Using your little finger for the slide leaves the other fingers free to do some fretting, so it’s a more versatile approach. Because I admire George and Eric’s slide playing so much, I’ve really tried to emulate their little-finger technique, but it just doesn’t work for me. I struggle to sound in tune, but with the ring finger I’m much more capable of playing in tune.

The other thing you have to sort out is what kind of slide to use, metal or glass? They have different tonal qualities, but again, it’s a matter of your personal choice. I used metal for years, but lately I’m using glass.

Finally, you’ve got to develop your fretting hand technique so that you’re kind of in tune, and not pressing too heavily on the slide and grounding out on the frets. I find that to play in tune, I have to aim to stop the slide right on top of the fret, as opposed to just behind it as your finger would be placed if you were fretting the note with your finger instead of a slide. Once you get that down, work on adding some vibrato (a little shaking of the slide on longer held notes), and you’ll sound cool as these guys.

If you’re shopping for a guitar amplifier, there are a lot of models to choose from, but they all fall into two broad categories; either the amp has tubes or it doesn’t. A lot of professional players choose tube amps, and it’s because of the tone. Famous tube amps by Fender, Marshall, Mesa Boogie and many other manufacturers, have set the bar for popular guitar tones – they’ve shaped the very idea of what we think a guitar and amp should sound like.

Over the years, there has been a vast array of new technologies brought to bear on achieving tube-like tone, without using tubes. Some of those technologies have been amazing. Check out amps that feature ‘modeling’ and you’ll hear what I’m talking about. They typically digitize the signal from your guitar, crunch and flavour the bits, and convert back into an analogue signal to come roaring out of the amp’s speaker(s). You can go from Marshall to vintage Fender to Mesa Boogie with the turn of a knob.

You might be asking at this point, if guitarists generally agree that tube amps sound better, then why doesn’t everyone just buy tube amps? Well, tube amps have a few characteristics that may make a player think twice:
• tube amps are more expensive than solid-state amps, feature for feature
• tube amps are heavier than a comparable solid-state amp
• tube amps require more maintenance, as tubes wear out and have to be replaced
• tube amps might be more prone to damage if handled roughly
• tube amps produce more heat

When it comes to features per dollar spent, a solid-state amp delivers more than an equivalent tube amp in most cases. For lots of players, the advantages a solid-state amp offers make them a better choice.

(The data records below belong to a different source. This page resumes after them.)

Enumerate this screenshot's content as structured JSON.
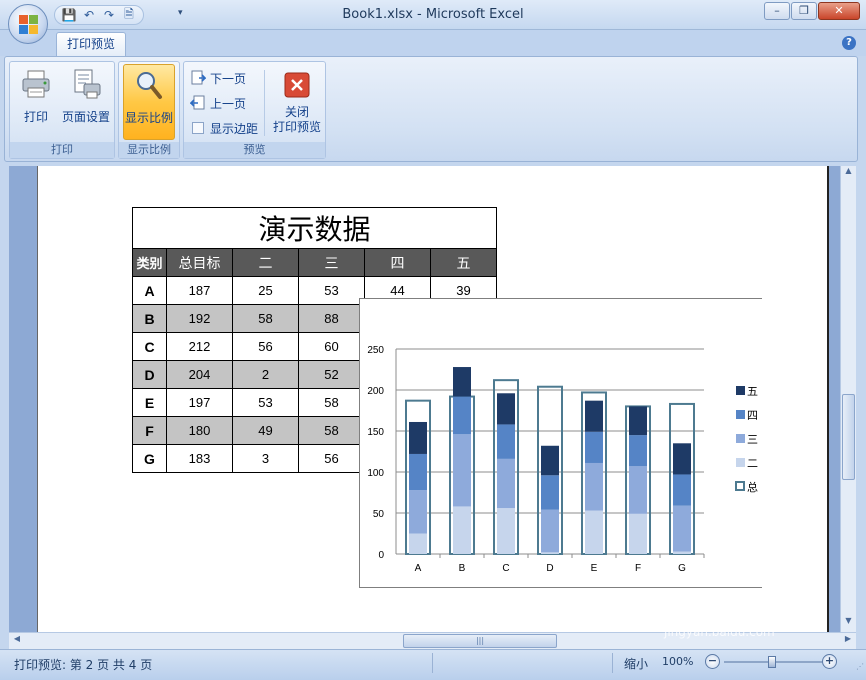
{
  "window": {
    "title": "Book1.xlsx - Microsoft Excel"
  },
  "qat": {
    "save": "💾",
    "undo": "↶",
    "redo": "↷",
    "print_preview": "🗎",
    "more": "▾"
  },
  "window_buttons": {
    "minimize": "–",
    "restore": "❐",
    "close": "✕"
  },
  "ribbon": {
    "tab": "打印预览",
    "help": "?",
    "groups": {
      "print": {
        "label": "打印",
        "print_btn": "打印",
        "page_setup_btn": "页面设置"
      },
      "zoom": {
        "label": "显示比例",
        "zoom_btn": "显示比例"
      },
      "preview": {
        "label": "预览",
        "next_page": "下一页",
        "prev_page": "上一页",
        "show_margins": "显示边距",
        "close_line1": "关闭",
        "close_line2": "打印预览"
      }
    }
  },
  "sheet": {
    "title": "演示数据",
    "headers": [
      "类别",
      "总目标",
      "二",
      "三",
      "四",
      "五"
    ],
    "rows": [
      [
        "A",
        "187",
        "25",
        "53",
        "44",
        "39"
      ],
      [
        "B",
        "192",
        "58",
        "88",
        "",
        ""
      ],
      [
        "C",
        "212",
        "56",
        "60",
        "",
        ""
      ],
      [
        "D",
        "204",
        "2",
        "52",
        "",
        ""
      ],
      [
        "E",
        "197",
        "53",
        "58",
        "",
        ""
      ],
      [
        "F",
        "180",
        "49",
        "58",
        "",
        ""
      ],
      [
        "G",
        "183",
        "3",
        "56",
        "",
        ""
      ]
    ]
  },
  "chart_data": {
    "type": "bar",
    "categories": [
      "A",
      "B",
      "C",
      "D",
      "E",
      "F",
      "G"
    ],
    "ylim": [
      0,
      250
    ],
    "yticks": [
      0,
      50,
      100,
      150,
      200,
      250
    ],
    "grid": true,
    "legend_position": "right",
    "series": [
      {
        "name": "二",
        "values": [
          25,
          58,
          56,
          2,
          53,
          49,
          3
        ],
        "color": "#c6d5ec"
      },
      {
        "name": "三",
        "values": [
          53,
          88,
          60,
          52,
          58,
          58,
          56
        ],
        "color": "#8eaadb"
      },
      {
        "name": "四",
        "values": [
          44,
          46,
          42,
          42,
          38,
          38,
          38
        ],
        "color": "#5584c6"
      },
      {
        "name": "五",
        "values": [
          39,
          36,
          38,
          36,
          38,
          35,
          38
        ],
        "color": "#1e3a66"
      }
    ],
    "target": {
      "name": "总目标",
      "values": [
        187,
        192,
        212,
        204,
        197,
        180,
        183
      ],
      "color": "#4d7a90"
    },
    "legend_visible": [
      "五",
      "四",
      "三",
      "二",
      "总"
    ]
  },
  "scroll": {
    "up": "▲",
    "down": "▼",
    "left": "◀",
    "right": "▶",
    "grip": "|||"
  },
  "status": {
    "text": "打印预览: 第 2 页 共 4 页",
    "zoom_label": "缩小",
    "zoom_pct": "100%",
    "zoom_out": "−",
    "zoom_in": "+",
    "grip": "⋰"
  },
  "watermark": {
    "brand": "Bai 经验",
    "url": "jingyan.baidu.com"
  }
}
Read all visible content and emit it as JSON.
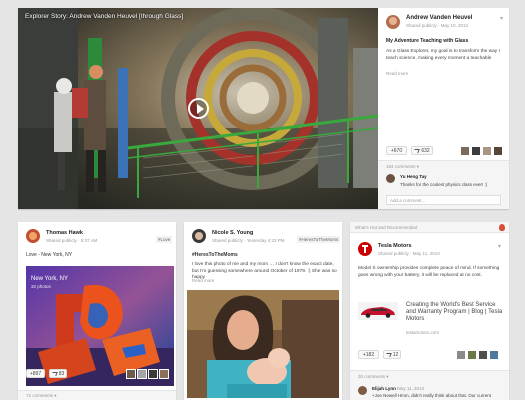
{
  "video_post": {
    "title": "Explorer Story: Andrew Vanden Heuvel [through Glass]",
    "author": "Andrew Vanden Heuvel",
    "visibility": "Shared publicly",
    "date": "May 10, 2013",
    "heading": "My Adventure Teaching with Glass",
    "body": "As a Glass Explorer, my goal is to transform the way I teach science, making every moment a teachable",
    "read_more": "Read more",
    "plus_count": "+670",
    "share_count": "632",
    "comments_count": "184 comments",
    "comment_author": "Yu Heng Tay",
    "comment_text": "Thanks for the coolest physics class ever! :)",
    "comment_placeholder": "Add a comment..."
  },
  "post_thomas": {
    "author": "Thomas Hawk",
    "visibility": "Shared publicly",
    "time": "5:37 AM",
    "tag": "#Love",
    "text": "Love - New York, NY",
    "album_title": "New York, NY",
    "album_count": "32 photos",
    "plus_count": "+897",
    "share_count": "83",
    "comments_count": "72 comments"
  },
  "post_nicole": {
    "author": "Nicole S. Young",
    "visibility": "Shared publicly",
    "time": "Yesterday 4:23 PM",
    "tag": "#HeresToTheMoms",
    "hashtag": "#HeresToTheMoms",
    "body": "I love this photo of me and my mom … I don't know the exact date, but I'm guessing somewhere around October of 1979. :) She was so happy",
    "read_more": "Read more"
  },
  "post_tesla": {
    "section": "What's Hot and Recommended",
    "author": "Tesla Motors",
    "visibility": "Shared publicly",
    "date": "May 11, 2013",
    "body": "Model S ownership provides complete peace of mind. If something goes wrong with your battery, it will be replaced at no cost.",
    "link_title": "Creating the World's Best Service and Warranty Program | Blog | Tesla Motors",
    "link_domain": "teslamotors.com",
    "plus_count": "+182",
    "share_count": "12",
    "comments_count": "30 comments",
    "comment_author": "Elijah Lynn",
    "comment_date": "May 11, 2013",
    "comment_text": "+Joe Newell Hmm, didn't really think about that. Our current"
  },
  "colors": {
    "accent": "#3b78e7",
    "tesla_red": "#cc0000",
    "hot_icon": "#dd4b39"
  }
}
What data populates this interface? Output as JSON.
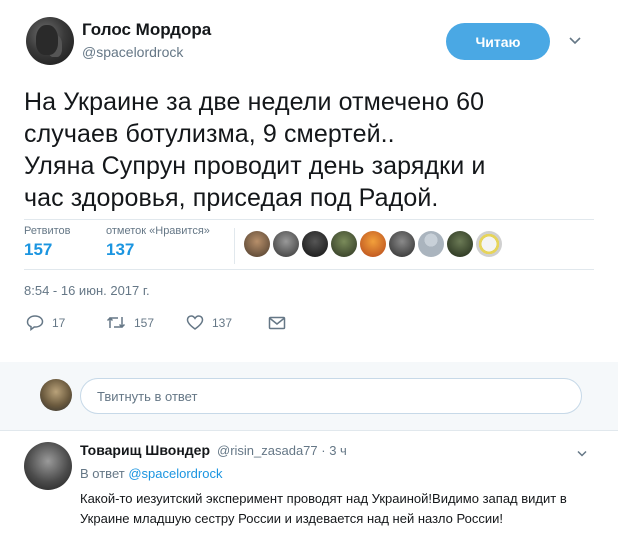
{
  "author": {
    "display_name": "Голос Мордора",
    "handle": "@spacelordrock"
  },
  "follow_button": {
    "label": "Читаю"
  },
  "tweet": {
    "text": "На Украине за две недели отмечено 60\nслучаев ботулизма, 9 смертей..\nУляна Супрун проводит день зарядки и\nчас здоровья, приседая под Радой.",
    "timestamp": "8:54 - 16 июн. 2017 г."
  },
  "stats": {
    "retweets_label": "Ретвитов",
    "retweets_value": "157",
    "likes_label": "отметок «Нравится»",
    "likes_value": "137"
  },
  "actions": {
    "replies": "17",
    "retweets": "157",
    "likes": "137"
  },
  "reply_box": {
    "placeholder": "Твитнуть в ответ"
  },
  "reply": {
    "display_name": "Товарищ Швондер",
    "handle_time": "@risin_zasada77 · 3 ч",
    "in_reply_prefix": "В ответ",
    "in_reply_handle": "@spacelordrock",
    "text": "Какой-то иезуитский эксперимент проводят над Украиной!Видимо запад видит в Украине младшую сестру России и издевается над ней назло России!"
  },
  "colors": {
    "accent": "#1b95e0",
    "button": "#4aa8e4",
    "muted": "#657786",
    "divider": "#e1e8ed"
  }
}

Personally, I’ve owned different amps over the years, both tube and solid state. My first amp was a small tube amp, and I moved to solid-state amps. I found they were much more reliable, and I could afford more power (RMS wattage rating = louder). The other key factor is they were a lot lighter, which at 2AM as you lug an amp up or down a long flight of stairs after 4 hours of playing your heart out, makes a difference.

At this point in my life, I own two guitar amps, and they’re both tube amps. I put up with the extra weight because for me, the tone is worth it. It’s hard to describe the difference, but it’s like when I play through a solid-state amp the sound is good, but it’s two-dimensional. When I play through a tube amp, it adds a third dimension. There is something there that I can’t put my finger on, but the sound is more satisfying to play into. If you blindfolded me and made me listen to someone playing through different amps and asked me to pick out which was a tube amp and which wasn’t, I wouldn’t be surprised if you fooled me. But if I was playing through the amp myself, blindfolded, I think I’d be able to tell the difference. Hmmm, maybe I’ll have to try that sometime.